** Exercise details **
Having located the line with "Extract the structured", repeat it and all remaining lines of the records exactly. Pictures do not belong in the answer.
----------
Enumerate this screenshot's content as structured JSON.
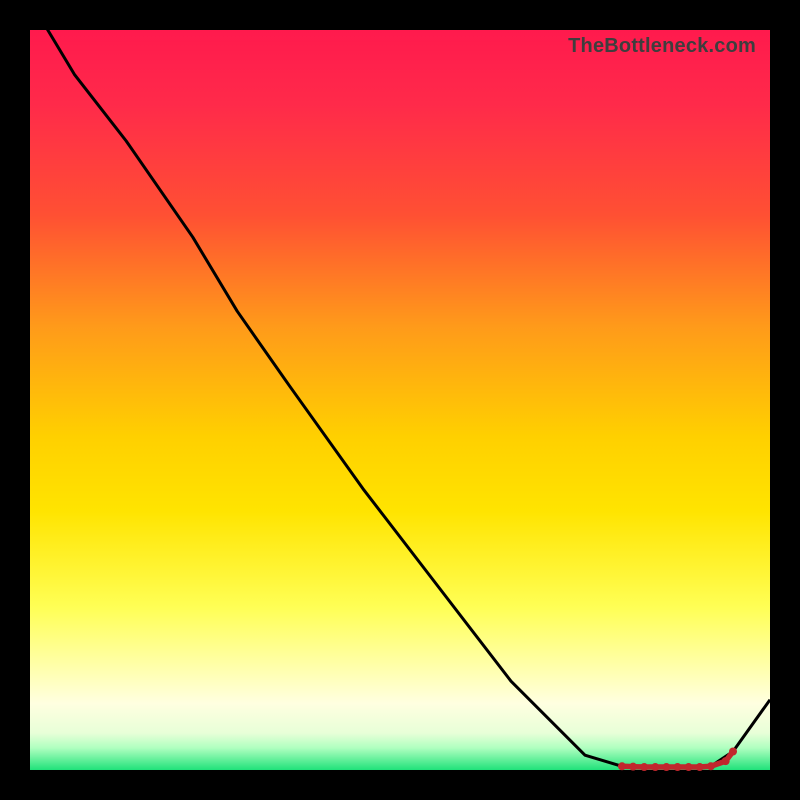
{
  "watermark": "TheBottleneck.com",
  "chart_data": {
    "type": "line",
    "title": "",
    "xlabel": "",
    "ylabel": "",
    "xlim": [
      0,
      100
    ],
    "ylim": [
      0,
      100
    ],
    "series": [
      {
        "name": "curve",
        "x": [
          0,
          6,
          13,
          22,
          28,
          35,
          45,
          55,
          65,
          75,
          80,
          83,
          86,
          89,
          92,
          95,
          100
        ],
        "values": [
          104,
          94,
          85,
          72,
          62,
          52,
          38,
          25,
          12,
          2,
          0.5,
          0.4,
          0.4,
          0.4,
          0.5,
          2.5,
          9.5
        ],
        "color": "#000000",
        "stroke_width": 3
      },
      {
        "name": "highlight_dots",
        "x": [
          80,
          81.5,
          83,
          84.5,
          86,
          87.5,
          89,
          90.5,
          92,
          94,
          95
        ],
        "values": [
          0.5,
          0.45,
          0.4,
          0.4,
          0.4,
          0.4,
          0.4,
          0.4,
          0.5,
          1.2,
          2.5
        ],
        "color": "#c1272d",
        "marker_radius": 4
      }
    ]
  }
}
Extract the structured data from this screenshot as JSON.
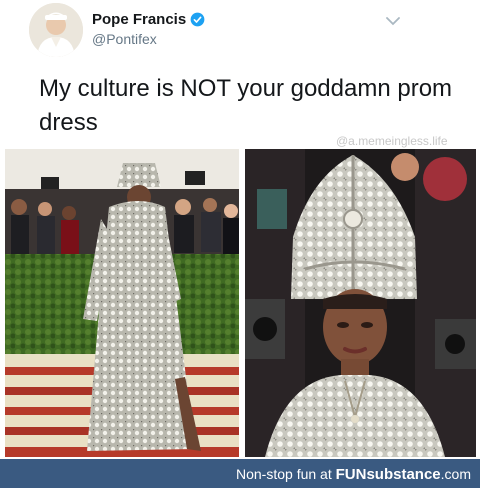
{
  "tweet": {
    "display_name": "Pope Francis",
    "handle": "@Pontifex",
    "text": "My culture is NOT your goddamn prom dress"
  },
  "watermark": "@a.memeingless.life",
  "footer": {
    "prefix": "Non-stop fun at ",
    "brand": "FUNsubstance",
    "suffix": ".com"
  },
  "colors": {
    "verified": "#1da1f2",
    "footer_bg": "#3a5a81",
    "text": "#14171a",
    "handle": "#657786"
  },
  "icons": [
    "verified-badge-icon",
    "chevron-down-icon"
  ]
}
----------
** Answer space **
Extract the structured data from this screenshot as JSON.
{
  "tweet": {
    "display_name": "Pope Francis",
    "handle": "@Pontifex",
    "text": "My culture is NOT your goddamn prom dress"
  },
  "watermark": "@a.memeingless.life",
  "footer": {
    "prefix": "Non-stop fun at ",
    "brand": "FUNsubstance",
    "suffix": ".com"
  },
  "colors": {
    "verified": "#1da1f2",
    "footer_bg": "#3a5a81",
    "text": "#14171a",
    "handle": "#657786"
  },
  "icons": [
    "verified-badge-icon",
    "chevron-down-icon"
  ]
}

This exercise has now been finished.